Finite Difference Time Domain Simulations to Facilitate Early-Stage Human Cancer Detection

PI Allen Taflove, Northwestern University
Alterations of the nanoscale structure of live HeLa cells after chemical fixation, as observed using partial wave spectroscopic (PWS) optical microscopy.  Chemical fixation appears to alter the cellular nanoscale structure in addition to terminating its macromolecular remodeling.  These changes could not be detected using traditional modes of optical microscopy, being far smaller than the diffraction limit of visible light.
Project Description

The ultimate goal of this research is to develop a low-cost, high-throughput optical microscopic technique that can sense macromolecular alterations and thereby predict human cancer risk at a very early stage. The team has developed a novel optical microscopy technique, Partial Wave Spectroscopic (PWS) microscopy, which has been shown to be capable of detecting static intracellular nanoarchitectural alterations associated with early-stage cancers that are not accessible by conventional microscopy. Thus far, they have employed PWS to successfully quantify cancer risks across seven different organs (lung, colon, pancreas, esophagus, prostate, ovary, and thyroid) in approximately 800 human patients.

Importantly, in addition to static nanoarchitectural changes, abnormal movement of macromolecular complexes within cells is another signature of pathological changes, including early-stage cancer development. However, the team’s current PWS technique can only provide information about a cell’s nanostructures in its static form.

With this INCITE project, the team is using computational modeling to build upon static PWS to develop a new technique, dynamic PWS, which can sense and quantify macromolecular motions in live cells. By combining static and dynamic PWS, the researchers aim to improve the sensitivity and specificity of PWS detection of early-stage cancers. Furthermore, this will provide insights into the macromolecular behavior within live cells, thereby potentially assisting in the development of novel cancer therapeutics that regulate chromatin structure and dynamics.

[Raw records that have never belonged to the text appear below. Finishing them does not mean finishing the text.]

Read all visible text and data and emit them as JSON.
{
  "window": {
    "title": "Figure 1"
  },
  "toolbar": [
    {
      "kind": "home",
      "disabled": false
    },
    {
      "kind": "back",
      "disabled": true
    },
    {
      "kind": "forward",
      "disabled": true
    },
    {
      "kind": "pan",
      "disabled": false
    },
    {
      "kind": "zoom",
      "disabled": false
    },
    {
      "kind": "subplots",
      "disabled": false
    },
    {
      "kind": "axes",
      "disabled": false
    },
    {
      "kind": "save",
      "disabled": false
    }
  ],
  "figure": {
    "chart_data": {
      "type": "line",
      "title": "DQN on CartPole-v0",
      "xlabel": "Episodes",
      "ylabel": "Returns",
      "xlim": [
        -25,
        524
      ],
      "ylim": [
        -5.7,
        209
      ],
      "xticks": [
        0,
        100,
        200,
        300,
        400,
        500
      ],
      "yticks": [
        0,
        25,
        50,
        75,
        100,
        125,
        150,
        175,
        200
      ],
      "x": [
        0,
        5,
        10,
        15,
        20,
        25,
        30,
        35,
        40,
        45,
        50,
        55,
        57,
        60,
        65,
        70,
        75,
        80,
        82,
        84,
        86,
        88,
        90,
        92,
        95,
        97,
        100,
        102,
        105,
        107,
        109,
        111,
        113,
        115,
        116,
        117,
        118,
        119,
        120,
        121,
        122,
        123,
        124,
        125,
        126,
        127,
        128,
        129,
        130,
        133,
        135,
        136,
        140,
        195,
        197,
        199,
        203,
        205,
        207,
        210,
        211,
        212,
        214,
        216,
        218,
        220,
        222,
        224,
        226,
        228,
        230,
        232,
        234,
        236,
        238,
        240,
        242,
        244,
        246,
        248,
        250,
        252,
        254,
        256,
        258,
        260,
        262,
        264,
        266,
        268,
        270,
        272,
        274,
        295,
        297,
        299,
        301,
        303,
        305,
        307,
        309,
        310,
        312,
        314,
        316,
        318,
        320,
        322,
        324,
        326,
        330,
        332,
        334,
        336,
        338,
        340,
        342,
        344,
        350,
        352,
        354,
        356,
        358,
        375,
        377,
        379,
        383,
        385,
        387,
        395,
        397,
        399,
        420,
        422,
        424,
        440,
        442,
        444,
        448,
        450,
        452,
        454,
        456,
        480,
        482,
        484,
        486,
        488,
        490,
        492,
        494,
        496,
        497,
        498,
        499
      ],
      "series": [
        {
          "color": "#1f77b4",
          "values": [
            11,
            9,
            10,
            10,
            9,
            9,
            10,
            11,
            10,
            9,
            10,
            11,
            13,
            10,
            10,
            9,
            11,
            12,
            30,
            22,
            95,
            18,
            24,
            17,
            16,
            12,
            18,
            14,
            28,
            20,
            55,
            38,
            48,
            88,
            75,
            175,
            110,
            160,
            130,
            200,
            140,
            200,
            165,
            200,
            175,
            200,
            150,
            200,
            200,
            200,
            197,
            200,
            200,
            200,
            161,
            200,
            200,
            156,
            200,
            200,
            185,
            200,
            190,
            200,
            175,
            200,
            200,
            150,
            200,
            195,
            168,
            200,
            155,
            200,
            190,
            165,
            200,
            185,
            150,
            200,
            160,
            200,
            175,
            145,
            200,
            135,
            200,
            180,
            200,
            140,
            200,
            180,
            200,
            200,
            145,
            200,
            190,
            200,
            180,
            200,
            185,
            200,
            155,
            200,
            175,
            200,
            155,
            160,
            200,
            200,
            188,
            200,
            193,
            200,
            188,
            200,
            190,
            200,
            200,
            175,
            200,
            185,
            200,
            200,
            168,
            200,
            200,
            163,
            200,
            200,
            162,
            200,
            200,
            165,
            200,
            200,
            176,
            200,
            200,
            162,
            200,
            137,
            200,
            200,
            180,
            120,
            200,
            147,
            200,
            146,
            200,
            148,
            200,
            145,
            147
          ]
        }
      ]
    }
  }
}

The team’s primary computational tool, Angora, is literally “a microscope in a computer.” Its physics kernel implements the three-dimensional finite-difference time-domain (FDTD) solution of Maxwell’s equations on nanometer voxels within the simulated biological cell. This is followed by rigorous integral transformations to synthesize full-color pixels at the image plane of the simulated microscope located centimeters away. Optimized for parallel processing on Argonne’s Mira supercomputer, Angora is capable of solving for more than one trillion vector electromagnetic field components. High-fidelity modeling of dynamic PWS requires the scale and power of DOE leadership computing resources.